Excerpts from an interface dataset
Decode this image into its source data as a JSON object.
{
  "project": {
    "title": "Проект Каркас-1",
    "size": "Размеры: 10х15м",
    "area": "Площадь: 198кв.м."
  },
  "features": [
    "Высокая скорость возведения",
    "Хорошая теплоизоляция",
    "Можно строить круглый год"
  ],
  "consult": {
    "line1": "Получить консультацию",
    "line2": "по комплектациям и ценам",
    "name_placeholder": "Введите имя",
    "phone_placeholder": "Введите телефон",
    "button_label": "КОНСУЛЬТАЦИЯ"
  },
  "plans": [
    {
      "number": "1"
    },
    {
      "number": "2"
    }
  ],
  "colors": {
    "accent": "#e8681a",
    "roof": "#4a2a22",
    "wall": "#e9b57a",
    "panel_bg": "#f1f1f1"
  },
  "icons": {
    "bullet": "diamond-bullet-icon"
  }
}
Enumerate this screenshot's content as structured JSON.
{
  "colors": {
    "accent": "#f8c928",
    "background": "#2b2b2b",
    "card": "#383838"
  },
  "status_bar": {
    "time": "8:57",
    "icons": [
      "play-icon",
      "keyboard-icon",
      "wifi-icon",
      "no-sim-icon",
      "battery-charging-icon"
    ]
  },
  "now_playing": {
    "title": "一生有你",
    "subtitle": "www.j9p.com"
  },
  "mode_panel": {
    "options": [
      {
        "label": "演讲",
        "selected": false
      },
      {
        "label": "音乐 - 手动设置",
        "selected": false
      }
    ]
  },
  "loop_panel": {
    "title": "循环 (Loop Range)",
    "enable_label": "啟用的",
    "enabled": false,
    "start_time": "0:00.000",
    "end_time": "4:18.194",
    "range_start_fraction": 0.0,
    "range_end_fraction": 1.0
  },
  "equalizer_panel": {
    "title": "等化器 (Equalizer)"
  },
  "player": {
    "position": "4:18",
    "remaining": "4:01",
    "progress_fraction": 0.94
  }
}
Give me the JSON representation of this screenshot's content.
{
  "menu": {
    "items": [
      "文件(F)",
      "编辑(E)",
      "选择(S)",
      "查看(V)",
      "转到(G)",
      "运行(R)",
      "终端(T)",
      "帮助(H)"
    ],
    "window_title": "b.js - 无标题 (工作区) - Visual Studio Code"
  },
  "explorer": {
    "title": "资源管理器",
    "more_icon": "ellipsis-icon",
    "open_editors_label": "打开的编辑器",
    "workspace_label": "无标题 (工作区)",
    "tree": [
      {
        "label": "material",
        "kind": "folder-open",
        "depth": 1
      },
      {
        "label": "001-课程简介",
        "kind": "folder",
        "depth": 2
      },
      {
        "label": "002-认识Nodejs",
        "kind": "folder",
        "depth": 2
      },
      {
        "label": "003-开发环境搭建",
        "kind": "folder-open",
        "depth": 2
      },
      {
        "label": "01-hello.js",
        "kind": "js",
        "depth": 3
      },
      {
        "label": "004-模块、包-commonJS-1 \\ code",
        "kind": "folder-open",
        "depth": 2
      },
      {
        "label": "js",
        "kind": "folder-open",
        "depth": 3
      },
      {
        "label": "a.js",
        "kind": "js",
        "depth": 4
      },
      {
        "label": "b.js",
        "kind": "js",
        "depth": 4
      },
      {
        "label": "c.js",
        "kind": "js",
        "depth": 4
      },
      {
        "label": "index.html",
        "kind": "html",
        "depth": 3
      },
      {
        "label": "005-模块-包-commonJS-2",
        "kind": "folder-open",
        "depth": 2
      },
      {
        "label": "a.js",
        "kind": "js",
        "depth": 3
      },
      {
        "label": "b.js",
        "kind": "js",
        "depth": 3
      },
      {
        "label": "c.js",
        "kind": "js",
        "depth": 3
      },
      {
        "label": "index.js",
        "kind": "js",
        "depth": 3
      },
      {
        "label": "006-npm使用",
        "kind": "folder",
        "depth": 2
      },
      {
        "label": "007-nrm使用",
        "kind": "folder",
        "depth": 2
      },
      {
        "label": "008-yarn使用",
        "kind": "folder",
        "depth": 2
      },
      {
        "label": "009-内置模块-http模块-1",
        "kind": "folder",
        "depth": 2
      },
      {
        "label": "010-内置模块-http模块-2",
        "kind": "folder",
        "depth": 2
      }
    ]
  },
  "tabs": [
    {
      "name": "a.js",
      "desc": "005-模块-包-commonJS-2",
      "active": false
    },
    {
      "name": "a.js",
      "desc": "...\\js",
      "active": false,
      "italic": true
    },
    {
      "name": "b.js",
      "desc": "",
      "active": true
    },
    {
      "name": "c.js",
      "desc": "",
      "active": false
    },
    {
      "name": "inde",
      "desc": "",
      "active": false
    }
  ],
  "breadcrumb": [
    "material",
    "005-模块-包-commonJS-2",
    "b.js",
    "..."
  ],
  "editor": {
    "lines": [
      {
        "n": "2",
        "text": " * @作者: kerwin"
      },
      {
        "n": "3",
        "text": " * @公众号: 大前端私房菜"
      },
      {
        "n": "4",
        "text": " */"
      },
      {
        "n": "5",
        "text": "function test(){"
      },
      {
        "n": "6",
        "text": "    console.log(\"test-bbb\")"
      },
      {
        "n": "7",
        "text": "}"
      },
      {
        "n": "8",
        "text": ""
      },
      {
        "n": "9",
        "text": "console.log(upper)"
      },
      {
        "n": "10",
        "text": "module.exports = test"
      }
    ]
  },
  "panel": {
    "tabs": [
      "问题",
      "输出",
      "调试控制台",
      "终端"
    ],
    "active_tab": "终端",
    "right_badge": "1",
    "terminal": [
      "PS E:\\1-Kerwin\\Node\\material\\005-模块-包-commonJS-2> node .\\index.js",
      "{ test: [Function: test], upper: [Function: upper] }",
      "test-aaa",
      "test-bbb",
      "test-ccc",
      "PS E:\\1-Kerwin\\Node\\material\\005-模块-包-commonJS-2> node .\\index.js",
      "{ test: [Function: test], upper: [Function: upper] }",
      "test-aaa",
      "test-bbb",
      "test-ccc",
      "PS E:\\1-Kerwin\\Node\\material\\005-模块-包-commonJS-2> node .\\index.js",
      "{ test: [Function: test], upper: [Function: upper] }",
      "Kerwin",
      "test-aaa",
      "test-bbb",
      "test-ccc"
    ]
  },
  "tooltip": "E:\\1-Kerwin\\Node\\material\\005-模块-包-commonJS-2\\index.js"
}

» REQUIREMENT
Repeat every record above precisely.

» OUTPUT FOR THIS TASK
Decode this image into its source data as a JSON object.
{
  "project": {
    "title": "Проект Каркас-1",
    "size": "Размеры: 10х15м",
    "area": "Площадь: 198кв.м."
  },
  "features": [
    "Высокая скорость возведения",
    "Хорошая теплоизоляция",
    "Можно строить круглый год"
  ],
  "consult": {
    "line1": "Получить консультацию",
    "line2": "по комплектациям и ценам",
    "name_placeholder": "Введите имя",
    "phone_placeholder": "Введите телефон",
    "button_label": "КОНСУЛЬТАЦИЯ"
  },
  "plans": [
    {
      "number": "1"
    },
    {
      "number": "2"
    }
  ],
  "colors": {
    "accent": "#e8681a",
    "roof": "#4a2a22",
    "wall": "#e9b57a",
    "panel_bg": "#f1f1f1"
  },
  "icons": {
    "bullet": "diamond-bullet-icon"
  }
}
Enumerate this screenshot's content as structured JSON.
{
  "colors": {
    "accent": "#f8c928",
    "background": "#2b2b2b",
    "card": "#383838"
  },
  "status_bar": {
    "time": "8:57",
    "icons": [
      "play-icon",
      "keyboard-icon",
      "wifi-icon",
      "no-sim-icon",
      "battery-charging-icon"
    ]
  },
  "now_playing": {
    "title": "一生有你",
    "subtitle": "www.j9p.com"
  },
  "mode_panel": {
    "options": [
      {
        "label": "演讲",
        "selected": false
      },
      {
        "label": "音乐 - 手动设置",
        "selected": false
      }
    ]
  },
  "loop_panel": {
    "title": "循环 (Loop Range)",
    "enable_label": "啟用的",
    "enabled": false,
    "start_time": "0:00.000",
    "end_time": "4:18.194",
    "range_start_fraction": 0.0,
    "range_end_fraction": 1.0
  },
  "equalizer_panel": {
    "title": "等化器 (Equalizer)"
  },
  "player": {
    "position": "4:18",
    "remaining": "4:01",
    "progress_fraction": 0.94
  }
}
Give me the JSON representation of this screenshot's content.
{
  "menu": {
    "items": [
      "文件(F)",
      "编辑(E)",
      "选择(S)",
      "查看(V)",
      "转到(G)",
      "运行(R)",
      "终端(T)",
      "帮助(H)"
    ],
    "window_title": "b.js - 无标题 (工作区) - Visual Studio Code"
  },
  "explorer": {
    "title": "资源管理器",
    "more_icon": "ellipsis-icon",
    "open_editors_label": "打开的编辑器",
    "workspace_label": "无标题 (工作区)",
    "tree": [
      {
        "label": "material",
        "kind": "folder-open",
        "depth": 1
      },
      {
        "label": "001-课程简介",
        "kind": "folder",
        "depth": 2
      },
      {
        "label": "002-认识Nodejs",
        "kind": "folder",
        "depth": 2
      },
      {
        "label": "003-开发环境搭建",
        "kind": "folder-open",
        "depth": 2
      },
      {
        "label": "01-hello.js",
        "kind": "js",
        "depth": 3
      },
      {
        "label": "004-模块、包-commonJS-1 \\ code",
        "kind": "folder-open",
        "depth": 2
      },
      {
        "label": "js",
        "kind": "folder-open",
        "depth": 3
      },
      {
        "label": "a.js",
        "kind": "js",
        "depth": 4
      },
      {
        "label": "b.js",
        "kind": "js",
        "depth": 4
      },
      {
        "label": "c.js",
        "kind": "js",
        "depth": 4
      },
      {
        "label": "index.html",
        "kind": "html",
        "depth": 3
      },
      {
        "label": "005-模块-包-commonJS-2",
        "kind": "folder-open",
        "depth": 2
      },
      {
        "label": "a.js",
        "kind": "js",
        "depth": 3
      },
      {
        "label": "b.js",
        "kind": "js",
        "depth": 3
      },
      {
        "label": "c.js",
        "kind": "js",
        "depth": 3
      },
      {
        "label": "index.js",
        "kind": "js",
        "depth": 3
      },
      {
        "label": "006-npm使用",
        "kind": "folder",
        "depth": 2
      },
      {
        "label": "007-nrm使用",
        "kind": "folder",
        "depth": 2
      },
      {
        "label": "008-yarn使用",
        "kind": "folder",
        "depth": 2
      },
      {
        "label": "009-内置模块-http模块-1",
        "kind": "folder",
        "depth": 2
      },
      {
        "label": "010-内置模块-http模块-2",
        "kind": "folder",
        "depth": 2
      }
    ]
  },
  "tabs": [
    {
      "name": "a.js",
      "desc": "005-模块-包-commonJS-2",
      "active": false
    },
    {
      "name": "a.js",
      "desc": "...\\js",
      "active": false,
      "italic": true
    },
    {
      "name": "b.js",
      "desc": "",
      "active": true
    },
    {
      "name": "c.js",
      "desc": "",
      "active": false
    },
    {
      "name": "inde",
      "desc": "",
      "active": false
    }
  ],
  "breadcrumb": [
    "material",
    "005-模块-包-commonJS-2",
    "b.js",
    "..."
  ],
  "editor": {
    "lines": [
      {
        "n": "2",
        "text": " * @作者: kerwin"
      },
      {
        "n": "3",
        "text": " * @公众号: 大前端私房菜"
      },
      {
        "n": "4",
        "text": " */"
      },
      {
        "n": "5",
        "text": "function test(){"
      },
      {
        "n": "6",
        "text": "    console.log(\"test-bbb\")"
      },
      {
        "n": "7",
        "text": "}"
      },
      {
        "n": "8",
        "text": ""
      },
      {
        "n": "9",
        "text": "console.log(upper)"
      },
      {
        "n": "10",
        "text": "module.exports = test"
      }
    ]
  },
  "panel": {
    "tabs": [
      "问题",
      "输出",
      "调试控制台",
      "终端"
    ],
    "active_tab": "终端",
    "right_badge": "1",
    "terminal": [
      "PS E:\\1-Kerwin\\Node\\material\\005-模块-包-commonJS-2> node .\\index.js",
      "{ test: [Function: test], upper: [Function: upper] }",
      "test-aaa",
      "test-bbb",
      "test-ccc",
      "PS E:\\1-Kerwin\\Node\\material\\005-模块-包-commonJS-2> node .\\index.js",
      "{ test: [Function: test], upper: [Function: upper] }",
      "test-aaa",
      "test-bbb",
      "test-ccc",
      "PS E:\\1-Kerwin\\Node\\material\\005-模块-包-commonJS-2> node .\\index.js",
      "{ test: [Function: test], upper: [Function: upper] }",
      "Kerwin",
      "test-aaa",
      "test-bbb",
      "test-ccc"
    ]
  },
  "tooltip": "E:\\1-Kerwin\\Node\\material\\005-模块-包-commonJS-2\\index.js"
}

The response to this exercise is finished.